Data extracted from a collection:
═══

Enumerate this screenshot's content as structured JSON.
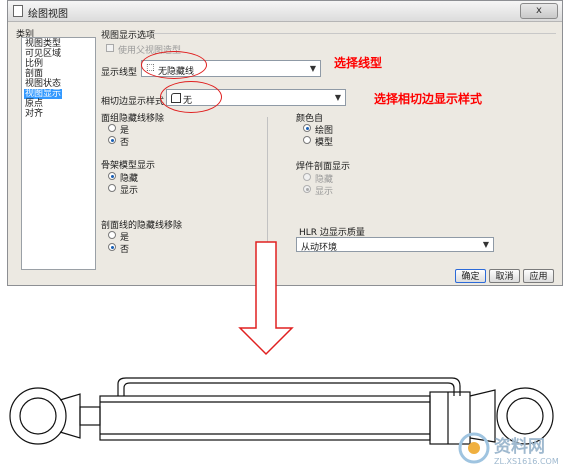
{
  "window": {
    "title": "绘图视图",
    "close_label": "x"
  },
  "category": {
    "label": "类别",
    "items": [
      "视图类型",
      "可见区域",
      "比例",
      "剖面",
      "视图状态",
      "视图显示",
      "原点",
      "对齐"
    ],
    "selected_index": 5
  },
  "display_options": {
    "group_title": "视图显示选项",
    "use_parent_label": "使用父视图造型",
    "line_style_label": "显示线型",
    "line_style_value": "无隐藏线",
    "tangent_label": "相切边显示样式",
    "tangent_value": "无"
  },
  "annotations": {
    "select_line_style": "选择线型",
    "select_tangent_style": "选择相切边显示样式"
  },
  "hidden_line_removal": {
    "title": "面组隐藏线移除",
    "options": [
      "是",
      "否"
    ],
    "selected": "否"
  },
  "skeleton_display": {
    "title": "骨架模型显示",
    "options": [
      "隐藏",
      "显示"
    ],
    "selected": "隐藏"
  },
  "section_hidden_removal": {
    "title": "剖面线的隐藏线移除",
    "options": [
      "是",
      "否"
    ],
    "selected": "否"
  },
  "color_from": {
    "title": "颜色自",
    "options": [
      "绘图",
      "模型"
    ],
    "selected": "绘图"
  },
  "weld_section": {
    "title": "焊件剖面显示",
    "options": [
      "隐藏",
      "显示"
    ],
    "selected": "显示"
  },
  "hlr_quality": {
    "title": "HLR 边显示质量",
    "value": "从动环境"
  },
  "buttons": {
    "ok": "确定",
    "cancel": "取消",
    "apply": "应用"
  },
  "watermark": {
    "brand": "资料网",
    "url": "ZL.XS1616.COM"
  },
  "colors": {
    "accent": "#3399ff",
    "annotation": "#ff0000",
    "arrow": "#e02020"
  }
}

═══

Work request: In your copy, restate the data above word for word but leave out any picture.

Task result:
Enumerate this screenshot's content as structured JSON.
{
  "window": {
    "title": "绘图视图",
    "close_label": "x"
  },
  "category": {
    "label": "类别",
    "items": [
      "视图类型",
      "可见区域",
      "比例",
      "剖面",
      "视图状态",
      "视图显示",
      "原点",
      "对齐"
    ],
    "selected_index": 5
  },
  "display_options": {
    "group_title": "视图显示选项",
    "use_parent_label": "使用父视图造型",
    "line_style_label": "显示线型",
    "line_style_value": "无隐藏线",
    "tangent_label": "相切边显示样式",
    "tangent_value": "无"
  },
  "annotations": {
    "select_line_style": "选择线型",
    "select_tangent_style": "选择相切边显示样式"
  },
  "hidden_line_removal": {
    "title": "面组隐藏线移除",
    "options": [
      "是",
      "否"
    ],
    "selected": "否"
  },
  "skeleton_display": {
    "title": "骨架模型显示",
    "options": [
      "隐藏",
      "显示"
    ],
    "selected": "隐藏"
  },
  "section_hidden_removal": {
    "title": "剖面线的隐藏线移除",
    "options": [
      "是",
      "否"
    ],
    "selected": "否"
  },
  "color_from": {
    "title": "颜色自",
    "options": [
      "绘图",
      "模型"
    ],
    "selected": "绘图"
  },
  "weld_section": {
    "title": "焊件剖面显示",
    "options": [
      "隐藏",
      "显示"
    ],
    "selected": "显示"
  },
  "hlr_quality": {
    "title": "HLR 边显示质量",
    "value": "从动环境"
  },
  "buttons": {
    "ok": "确定",
    "cancel": "取消",
    "apply": "应用"
  },
  "watermark": {
    "brand": "资料网",
    "url": "ZL.XS1616.COM"
  },
  "colors": {
    "accent": "#3399ff",
    "annotation": "#ff0000",
    "arrow": "#e02020"
  }
}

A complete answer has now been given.